Dataset extract —
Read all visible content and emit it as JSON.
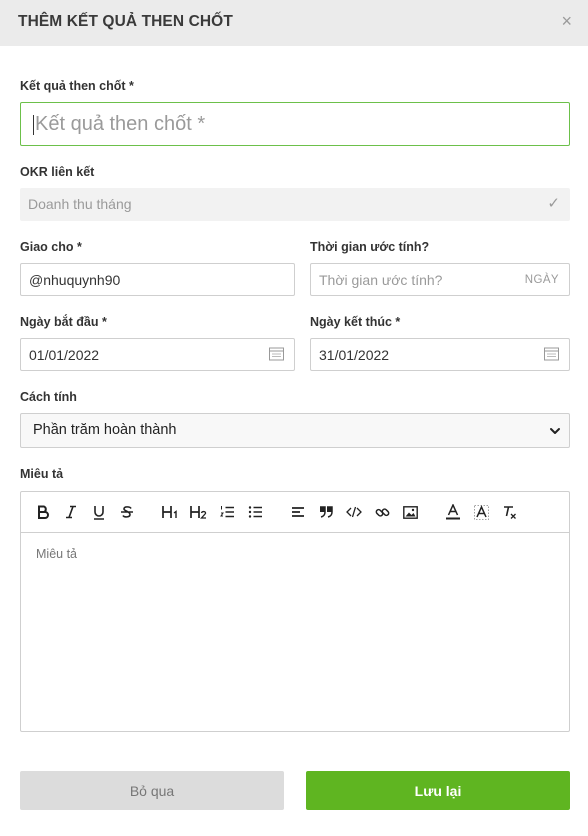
{
  "header": {
    "title": "THÊM KẾT QUẢ THEN CHỐT",
    "close_icon": "×"
  },
  "key_result": {
    "label": "Kết quả then chốt *",
    "placeholder": "Kết quả then chốt *"
  },
  "okr_link": {
    "label": "OKR liên kết",
    "value": "Doanh thu tháng",
    "check": "✓"
  },
  "assign": {
    "label": "Giao cho *",
    "value": "@nhuquynh90"
  },
  "estimate": {
    "label": "Thời gian ước tính?",
    "placeholder": "Thời gian ước tính?",
    "unit": "NGÀY"
  },
  "start_date": {
    "label": "Ngày bắt đầu *",
    "value": "01/01/2022"
  },
  "end_date": {
    "label": "Ngày kết thúc *",
    "value": "31/01/2022"
  },
  "calc": {
    "label": "Cách tính",
    "value": "Phần trăm hoàn thành"
  },
  "description": {
    "label": "Miêu tả",
    "placeholder": "Miêu tả"
  },
  "toolbar_icons": [
    "bold-icon",
    "italic-icon",
    "underline-icon",
    "strikethrough-icon",
    "heading1-icon",
    "heading2-icon",
    "ordered-list-icon",
    "bullet-list-icon",
    "align-left-icon",
    "quote-icon",
    "code-icon",
    "link-icon",
    "image-icon",
    "text-color-icon",
    "background-color-icon",
    "clear-format-icon"
  ],
  "buttons": {
    "cancel": "Bỏ qua",
    "save": "Lưu lại"
  },
  "colors": {
    "accent": "#5fb521",
    "focus_border": "#6cc04a",
    "header_bg": "#ebebeb"
  }
}
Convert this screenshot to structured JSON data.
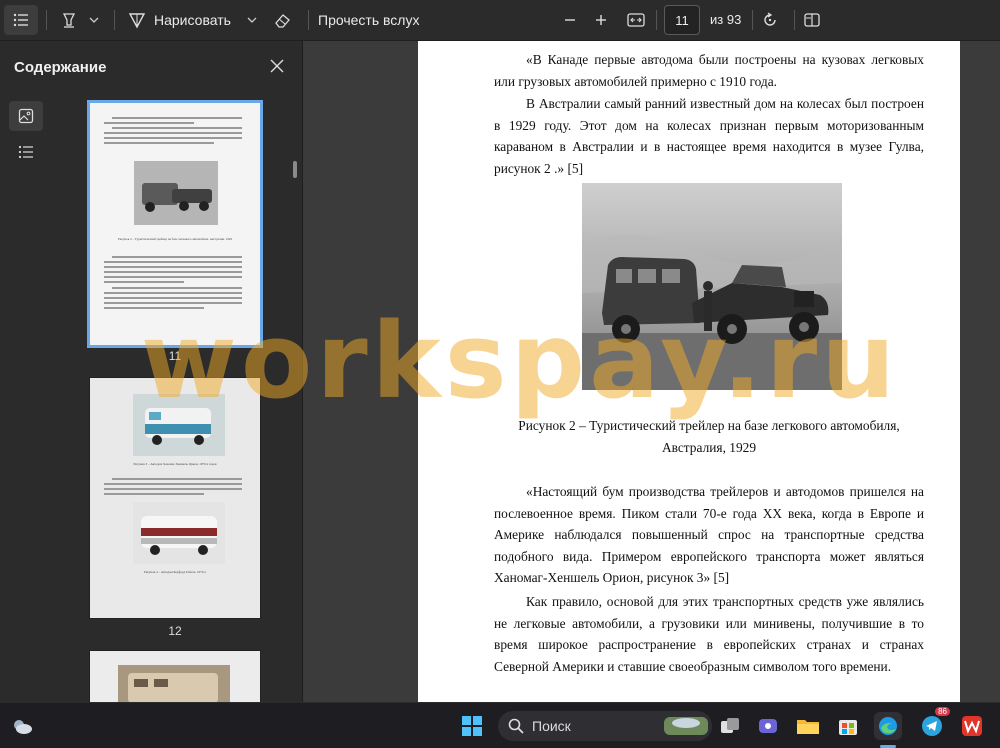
{
  "toolbar": {
    "draw_label": "Нарисовать",
    "read_aloud_label": "Прочесть вслух",
    "current_page": "11",
    "total_pages": "из 93"
  },
  "sidebar": {
    "title": "Содержание",
    "thumbnails": [
      {
        "page_label": "11",
        "caption": "Рисунок 2 – Туристический трейлер на базе легкового автомобиля, Австралия, 1929"
      },
      {
        "page_label": "12",
        "captions": [
          "Рисунок 3 – Автодом Хеномаг-Хеншель Орион, 1970-х годов",
          "Рисунок 4 – Автодом Бедфорд Тойота, 1970-х"
        ]
      }
    ]
  },
  "document": {
    "paragraphs": [
      "«В Канаде первые автодома были построены на кузовах легковых или грузовых автомобилей примерно с 1910 года.",
      "В Австралии самый ранний известный дом на колесах был построен в 1929 году. Этот дом на колесах признан первым моторизованным караваном в Австралии и в настоящее время находится в музее Гулва, рисунок 2 .» [5]",
      "«Настоящий бум производства трейлеров и автодомов пришелся на послевоенное время. Пиком стали 70-е года XX века, когда в Европе и Америке наблюдался повышенный спрос на транспортные средства подобного вида. Примером европейского транспорта может являться Ханомаг-Хеншель Орион, рисунок 3» [5]",
      "Как правило, основой для этих транспортных средств уже являлись не легковые автомобили, а грузовики или минивены, получившие в то время широкое распространение в европейских странах и странах Северной Америки и ставшие своеобразным символом того времени."
    ],
    "figure_caption_line1": "Рисунок 2 – Туристический трейлер на базе легкового автомобиля,",
    "figure_caption_line2": "Австралия, 1929"
  },
  "watermark": "workspay.ru",
  "taskbar": {
    "search_label": "Поиск",
    "telegram_badge": "86"
  },
  "colors": {
    "accent": "#6aa7e8",
    "toolbar_bg": "#2b2b2b",
    "canvas_bg": "#3b3b3b",
    "watermark": "#f2aa28"
  },
  "icons": [
    "contents-icon",
    "highlighter-icon",
    "chevron-down-icon",
    "draw-icon",
    "eraser-icon",
    "zoom-out-icon",
    "zoom-in-icon",
    "fit-width-icon",
    "rotate-icon",
    "page-view-icon",
    "close-icon",
    "image-icon",
    "list-icon",
    "weather-icon",
    "windows-icon",
    "search-icon",
    "edge-icon",
    "explorer-icon",
    "store-icon",
    "telegram-icon"
  ]
}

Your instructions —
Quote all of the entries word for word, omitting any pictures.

Worked solution —
Read all visible content and emit it as JSON.
{
  "header": {
    "title": "THÊM KẾT QUẢ THEN CHỐT",
    "close_icon": "×"
  },
  "key_result": {
    "label": "Kết quả then chốt *",
    "placeholder": "Kết quả then chốt *"
  },
  "okr_link": {
    "label": "OKR liên kết",
    "value": "Doanh thu tháng",
    "check": "✓"
  },
  "assign": {
    "label": "Giao cho *",
    "value": "@nhuquynh90"
  },
  "estimate": {
    "label": "Thời gian ước tính?",
    "placeholder": "Thời gian ước tính?",
    "unit": "NGÀY"
  },
  "start_date": {
    "label": "Ngày bắt đầu *",
    "value": "01/01/2022"
  },
  "end_date": {
    "label": "Ngày kết thúc *",
    "value": "31/01/2022"
  },
  "calc": {
    "label": "Cách tính",
    "value": "Phần trăm hoàn thành"
  },
  "description": {
    "label": "Miêu tả",
    "placeholder": "Miêu tả"
  },
  "toolbar_icons": [
    "bold-icon",
    "italic-icon",
    "underline-icon",
    "strikethrough-icon",
    "heading1-icon",
    "heading2-icon",
    "ordered-list-icon",
    "bullet-list-icon",
    "align-left-icon",
    "quote-icon",
    "code-icon",
    "link-icon",
    "image-icon",
    "text-color-icon",
    "background-color-icon",
    "clear-format-icon"
  ],
  "buttons": {
    "cancel": "Bỏ qua",
    "save": "Lưu lại"
  },
  "colors": {
    "accent": "#5fb521",
    "focus_border": "#6cc04a",
    "header_bg": "#ebebeb"
  }
}
Convert this screenshot to structured JSON data.
{
  "toolbar": {
    "draw_label": "Нарисовать",
    "read_aloud_label": "Прочесть вслух",
    "current_page": "11",
    "total_pages": "из 93"
  },
  "sidebar": {
    "title": "Содержание",
    "thumbnails": [
      {
        "page_label": "11",
        "caption": "Рисунок 2 – Туристический трейлер на базе легкового автомобиля, Австралия, 1929"
      },
      {
        "page_label": "12",
        "captions": [
          "Рисунок 3 – Автодом Хеномаг-Хеншель Орион, 1970-х годов",
          "Рисунок 4 – Автодом Бедфорд Тойота, 1970-х"
        ]
      }
    ]
  },
  "document": {
    "paragraphs": [
      "«В Канаде первые автодома были построены на кузовах легковых или грузовых автомобилей примерно с 1910 года.",
      "В Австралии самый ранний известный дом на колесах был построен в 1929 году. Этот дом на колесах признан первым моторизованным караваном в Австралии и в настоящее время находится в музее Гулва, рисунок 2 .» [5]",
      "«Настоящий бум производства трейлеров и автодомов пришелся на послевоенное время. Пиком стали 70-е года XX века, когда в Европе и Америке наблюдался повышенный спрос на транспортные средства подобного вида. Примером европейского транспорта может являться Ханомаг-Хеншель Орион, рисунок 3» [5]",
      "Как правило, основой для этих транспортных средств уже являлись не легковые автомобили, а грузовики или минивены, получившие в то время широкое распространение в европейских странах и странах Северной Америки и ставшие своеобразным символом того времени."
    ],
    "figure_caption_line1": "Рисунок 2 – Туристический трейлер на базе легкового автомобиля,",
    "figure_caption_line2": "Австралия, 1929"
  },
  "watermark": "workspay.ru",
  "taskbar": {
    "search_label": "Поиск",
    "telegram_badge": "86"
  },
  "colors": {
    "accent": "#6aa7e8",
    "toolbar_bg": "#2b2b2b",
    "canvas_bg": "#3b3b3b",
    "watermark": "#f2aa28"
  },
  "icons": [
    "contents-icon",
    "highlighter-icon",
    "chevron-down-icon",
    "draw-icon",
    "eraser-icon",
    "zoom-out-icon",
    "zoom-in-icon",
    "fit-width-icon",
    "rotate-icon",
    "page-view-icon",
    "close-icon",
    "image-icon",
    "list-icon",
    "weather-icon",
    "windows-icon",
    "search-icon",
    "edge-icon",
    "explorer-icon",
    "store-icon",
    "telegram-icon"
  ]
}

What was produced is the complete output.